I recently went to visit a customer, and when I got there it was clear he was having a bad day.
“We just got a call from the local news, they are asking for a company representative to appear on the ten o’clock news.”
At this point, I was having trouble seeing where the problem was. So far it sounded like an opportunity to get the business name out to everyone in the city. Then he finished his statement.
“One of our company trucks was just in an accident. Apparently he drove the truck right into the side of a house.”
The good news was that nobody was hurt, and the company had all the insurance and legal help it needed to keep the incident from causing any immediate financial damage beyond the repair bill for the house and the truck.
Of course, for the business owner, the issue was not so much about the accident as it was about his company’s reputation. How was this going to look in the press? How many customers were going to see it? How was this incident going to impact his bottom line?
Companies can spend significant resources on building up a brand image, and with good reason. If your business name is well respected in the community, then you may have a big step up on your competition.

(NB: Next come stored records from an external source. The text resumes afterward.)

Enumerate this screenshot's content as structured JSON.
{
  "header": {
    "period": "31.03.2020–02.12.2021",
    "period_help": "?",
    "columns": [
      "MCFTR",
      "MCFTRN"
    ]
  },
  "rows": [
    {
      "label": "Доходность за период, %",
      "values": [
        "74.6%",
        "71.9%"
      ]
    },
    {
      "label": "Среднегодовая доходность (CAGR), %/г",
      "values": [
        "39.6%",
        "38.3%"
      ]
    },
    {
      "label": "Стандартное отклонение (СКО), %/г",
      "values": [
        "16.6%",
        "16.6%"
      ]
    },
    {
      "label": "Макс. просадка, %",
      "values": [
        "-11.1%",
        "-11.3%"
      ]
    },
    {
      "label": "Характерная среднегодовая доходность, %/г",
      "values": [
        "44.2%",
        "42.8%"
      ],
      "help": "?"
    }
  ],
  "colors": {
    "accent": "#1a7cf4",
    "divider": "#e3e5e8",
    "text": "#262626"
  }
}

But there are so many ways that an irresponsible moment by an employee can tarnish the company’s image. Speeding, an accident, even a lunchtime stop at an innapropriate business establishment can change the perception of your brand, giving your competition an advantage that they did not have to work for.

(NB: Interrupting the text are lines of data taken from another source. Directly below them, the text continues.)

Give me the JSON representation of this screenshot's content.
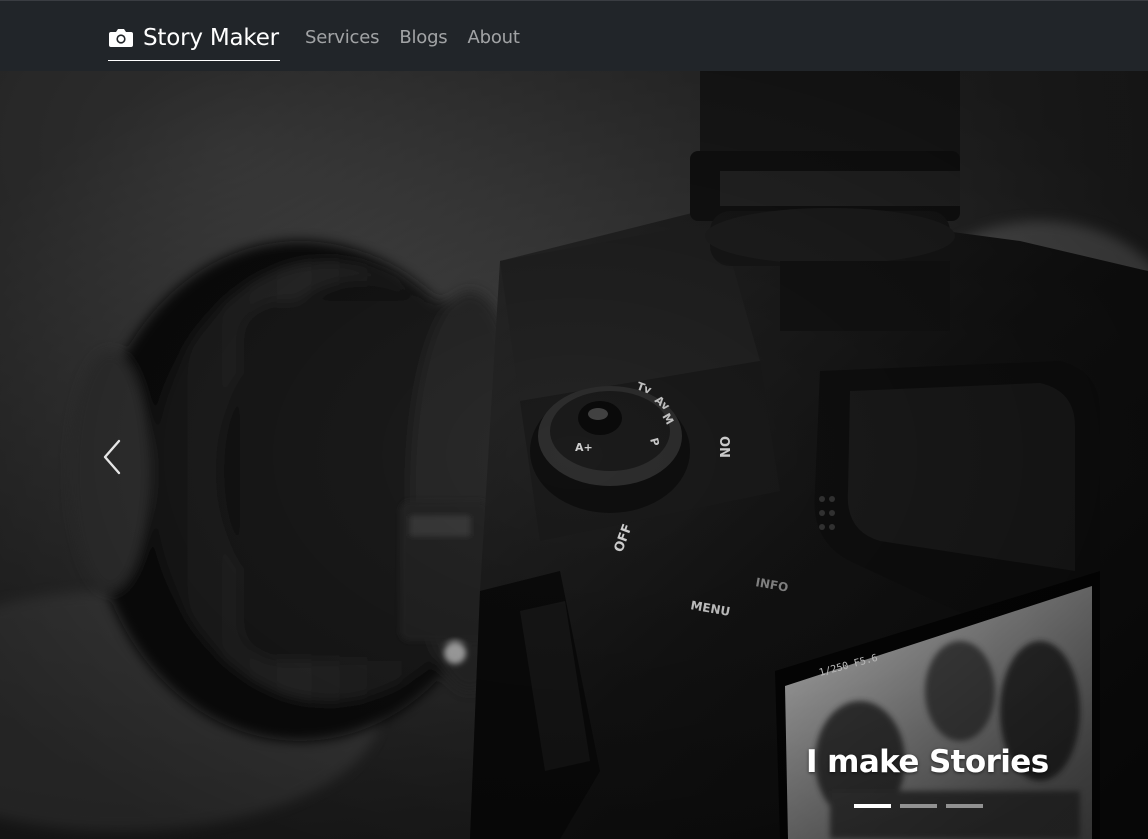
{
  "navbar": {
    "brand": {
      "icon": "camera-icon",
      "label": "Story Maker"
    },
    "links": [
      {
        "label": "Services"
      },
      {
        "label": "Blogs"
      },
      {
        "label": "About"
      }
    ]
  },
  "carousel": {
    "caption": "I make Stories",
    "prev_icon": "chevron-left-icon",
    "active_index": 0,
    "slide_count": 3,
    "camera_markings": [
      "OFF",
      "ON",
      "MENU",
      "INFO",
      "M",
      "Av",
      "Tv",
      "P",
      "A+"
    ]
  },
  "colors": {
    "navbar_bg": "#212529",
    "nav_link": "rgba(255,255,255,0.58)",
    "brand": "#ffffff"
  }
}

If you are a faithful reader of my blog, you know that I often talk about how one of the most important benefits of implementing a fleet monitoring solution is the “behavior modification” effect the system has on employees. They may not like having a tracker in the vehicle, but most employees will slow down and stop doing things they are not supposed to be doing when they know that the boss could be watching.
Limited beta testing has begun as a small group of customers shake down our newest tracking feature; Live Track.

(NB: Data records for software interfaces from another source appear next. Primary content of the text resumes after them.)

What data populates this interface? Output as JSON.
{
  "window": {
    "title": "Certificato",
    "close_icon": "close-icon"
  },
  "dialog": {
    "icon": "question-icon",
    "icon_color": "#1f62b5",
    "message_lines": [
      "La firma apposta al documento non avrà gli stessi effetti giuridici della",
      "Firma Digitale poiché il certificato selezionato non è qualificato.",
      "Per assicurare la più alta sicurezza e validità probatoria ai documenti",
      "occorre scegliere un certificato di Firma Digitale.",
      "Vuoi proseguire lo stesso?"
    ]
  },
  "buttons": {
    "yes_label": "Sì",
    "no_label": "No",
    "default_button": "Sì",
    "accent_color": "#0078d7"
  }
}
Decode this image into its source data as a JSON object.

LiveTrack is a game changer for web-based tracking, making it much easier to view all of your vehicle statuses in real time from any computer connected to the internet.
Testing is scheduled to run for a few weeks and a full release is soon to follow. Stay tuned for details!
Austin, TX- August 3, 2010 – Sageplan Inc., the parent company of World Tracking Solutions and SageFleet, is proud to announce important updates to its flagship business class service. SageFleet Business Class Service helps companies with employees and vehicles in the field reduce operational costs and improve productivity through the use of state of the art GPS monitoring technologies. Our professional-grade GPS tracking solutions save your organization money and increase profitabiltiy in many areas including:
• Decrease Fuel Consumption and Personal Use of Work Vehicles
• Cut Out Falsified Timesheet Hours Including Unworked Overtime
• Reduce Insurance Costs & Safety Risks Such as Speeding and Vehicle Theft
A typical result is to generate a net savings for the business of at least $1,000 per vehicle annually, which falls directly to your bottom line!
Too Busy to Monitor Your Fleet? Hire a Virtual Fleet Monitoring Director!
Many small businesses face a similar problem when it comes to technology, they know that they could benefit from it, but they don’t have anyone on staff that has the time and/or expertise to implement it.
Our Virtual Fleet Monitoring Director program is the perfect solution for any sized enterprise that is ready to make their fleet and field staff more efficient, but would prefer to outsource the task of managing a system. Our fleet monitoring solution is very easy to administer and most of our clients prefer to develop an in house expert, but if you would rather outsource this task we will be happy to assign one of our Fleet Monitoring Experts to your account.
Whether you are a concerned parent with a young, inexperienced driver in the family, or a fleet manager with assets around the globe, we can help you better monitor and manage the things that are most important to you.
Please contact Don Sesler in Fleet Sales for more information.